I did this step on the floor since the cushions and fabric were so spacious.  We actually worked on this project during our store’s monthly Stitch-N-Bitch night. I love it! Women. Crafting. Chips & Salsa. What more could you want. If you want to ever attend please come to our store from 5-8 the second monday of every month! More info on our site here.

Moving along. Once I had cut the oilcloth to the appropriate length I moved the whole shebang to our table for ease of access. We decided ultimately to wrap each cushion like a present. The ends were pretty severe squares so we couldn’t really do a traditional seat cushion wrapping method.  We tackled the longer sides first.  We stapled the first side tight to the board backing.  Next we rolled the cushion over, pressing and flattening the oilcloth towards the other side then pulling it tight and gluing on the back.  Once the glue had dried we stapled that side also.


Once we had both longer sides stapled we tackled the short ends. Because the oilcloth was SO thick we ended up cutting out any overlapping excess. So essentially the folded over present-style ends didn’t really have doubled over fabric like they normally would. See the huge stack of cuttings to the side of our cushion?


You can see in the pic below as well how we cut out the extra so that the ends of our cushion wouldn’t be too thick. We realized we do still have to press the cushion back into the bench seating frame and it has sides. So if we made the cushion too thick it would never fit back into the frame.
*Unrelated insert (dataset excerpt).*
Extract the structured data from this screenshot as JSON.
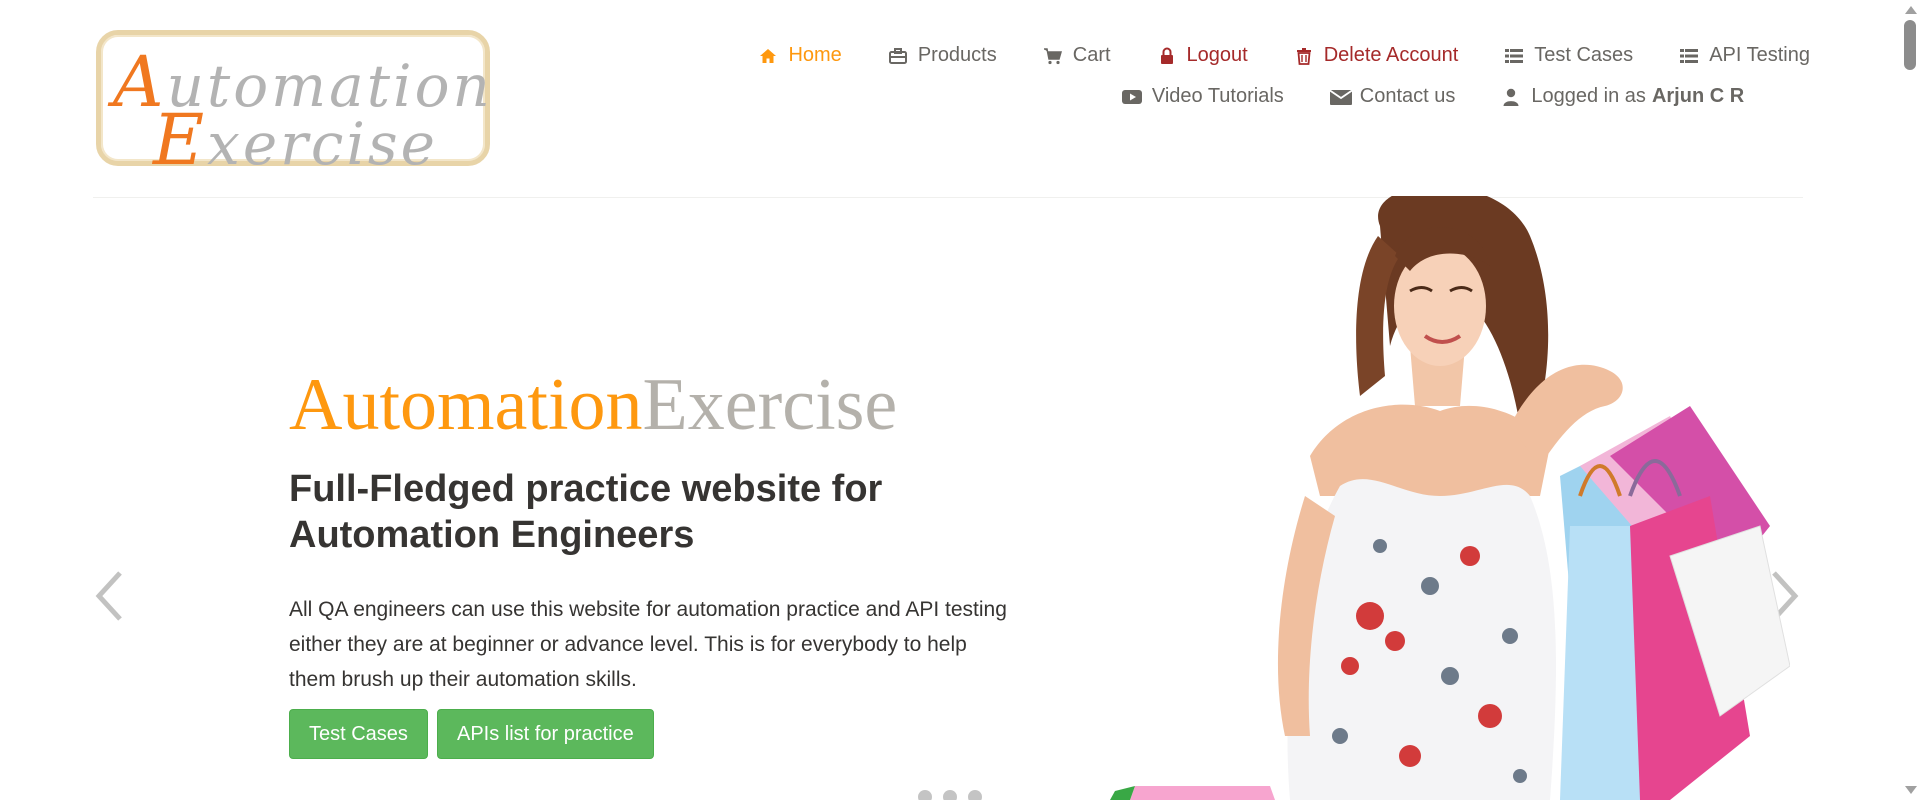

We utilized spray adhesive on these ends as well, spraying the underside down first and making sure to really smooth everything out before pulling the last pointed end onto the board and stapling.


You can’t see the board here but that’s the back of the cushion there. We pulled everything tight and because we trimmed all the excess oilcloth the whole thing was pretty flat actually! Wyatt really disliked the stapling part because we accidentally stapled incorrectly once and it flew up into the air and landed with a bang and he heard it and it reminded him of thunder and he sat and shook in the corner and it was so scarrryyyyyyyyyy. (See how that’s his stream of consciousness in this picture?)


He hung in there though, and so did my MIL. And we got it done.



grand finale

Since the rest of the camper is still terrifyingly 80s I won’t show a pic yet of the cushions in place. But its coming soon my friends!

Hope you enjoy our little random DIY projects.  Camper renovating is turning out to be my (maybe) favorite thing ever.

Out for now!



5 thoughts on “Camper Cushions Revitalization Project (AKA the CCRP) ;0)

  1. Hi! I just found your blog after searching for “easy clean camper cushions.” I’m looking for something to recover mine that is wipeable (is that a word?) yet durable (I have four small kids). I have never used oilcloth. Do you think it will it hold up well? Are you concerned about it cracking or melting while the camper is stored? Just curious. Your cushions look great!

    • Hi Melissa!!! I’d totally recommend oilcloth. Its coated so I don’t think it would crack. Maybe after a few years of wear? Ours have held up super well so far! Oilcloth is a great way to go. Also maybe you could get the plastic-coated canvas?

      • Thank you so much for your quick reply! You have helped me a lot! I’ll send you pictures once I get my cushions redone. Have a great day!

  2. Pingback: TV Armoire Redo-Also Known As Organizing Day | Fleuriste Craft Supply

  3. I did the same. But have found out that when we sit on the cushion, it seems to flatten down to the piece of board we attached. Any suggestions? Will adding tufts help?

Leave a Reply

Fill in your details below or click an icon to log in: Logo

You are commenting using your account. Log Out /  Change )

Google+ photo

You are commenting using your Google+ account. Log Out /  Change )

Twitter picture

You are commenting using your Twitter account. Log Out /  Change )

Facebook photo

You are commenting using your Facebook account. Log Out /  Change )


Connecting to %s